The fourth agency, the Norwegian Refugee Council, has not resumed operations. Secretary general Jan Egeland told the BBC that even after assurances from the Kabul authorities, the situation remained unclear. After the ban male and female teachers, school administrators and doctors and nurses “continued to work”, he said.

The ban was “very limited and not necessarily [applied] in all of the country,” Mr Egeland said.

The council had 1,500 staff but “none of them have started to work because they do not have a sufficient green light to restart work”. Taliban assurances were “too limited so that the vast majority of the people are still not getting aid because of this decree coming out of the blue and out of Kandahar, where the emir stays”.

This was a reference to the Taliban’s supreme leader, Hibatullah Akhundzada, who is regarded as the author of decrees denying girls and women access to secondary and university education and jobs.

A decree from the emir cannot be rescinded, Mr Egeland said.

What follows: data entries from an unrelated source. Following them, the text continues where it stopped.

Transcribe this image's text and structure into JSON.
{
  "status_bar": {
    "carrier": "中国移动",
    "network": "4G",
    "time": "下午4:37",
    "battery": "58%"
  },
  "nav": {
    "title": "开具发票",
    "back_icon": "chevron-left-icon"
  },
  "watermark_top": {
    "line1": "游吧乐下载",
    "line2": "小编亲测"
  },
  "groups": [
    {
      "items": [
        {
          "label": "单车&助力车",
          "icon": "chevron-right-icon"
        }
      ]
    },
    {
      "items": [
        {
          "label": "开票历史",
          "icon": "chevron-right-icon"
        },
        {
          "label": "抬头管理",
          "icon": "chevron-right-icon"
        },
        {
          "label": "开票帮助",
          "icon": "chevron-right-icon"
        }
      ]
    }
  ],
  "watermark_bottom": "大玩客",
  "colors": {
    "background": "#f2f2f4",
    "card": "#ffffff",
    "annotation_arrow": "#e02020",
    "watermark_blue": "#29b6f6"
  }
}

“There has to be a second decree” allowing women to work if they adhered to Taliban regulations. The lack of clarity posed a “risk for female staff because of Taliban fighters or roadblocks [and] the virtue and vice ministry”.

Mr Egeland said that “in the shadow of the horrific war in Europe,” which has global attention, two-thirds of Afghanistan’s people “desperately need help”. Millions were without shelter in temperatures of minus 10 degrees, while while 20 million needed food aid.

While “men and women alike” faced need, he said, “men cannot deliver aid to women” due to gender separation. If female humanitarian workers could not deal with women, the aid would go to “the stronger part of the population” and deprive widows and women, who headed households, of family needs.

Mr Egeland urged the international community to exert pressure on the emir to issue a new edict.

Michael Jansen

Michael Jansen

Michael Jansen contributes news from and analysis of the Middle East to The Irish Times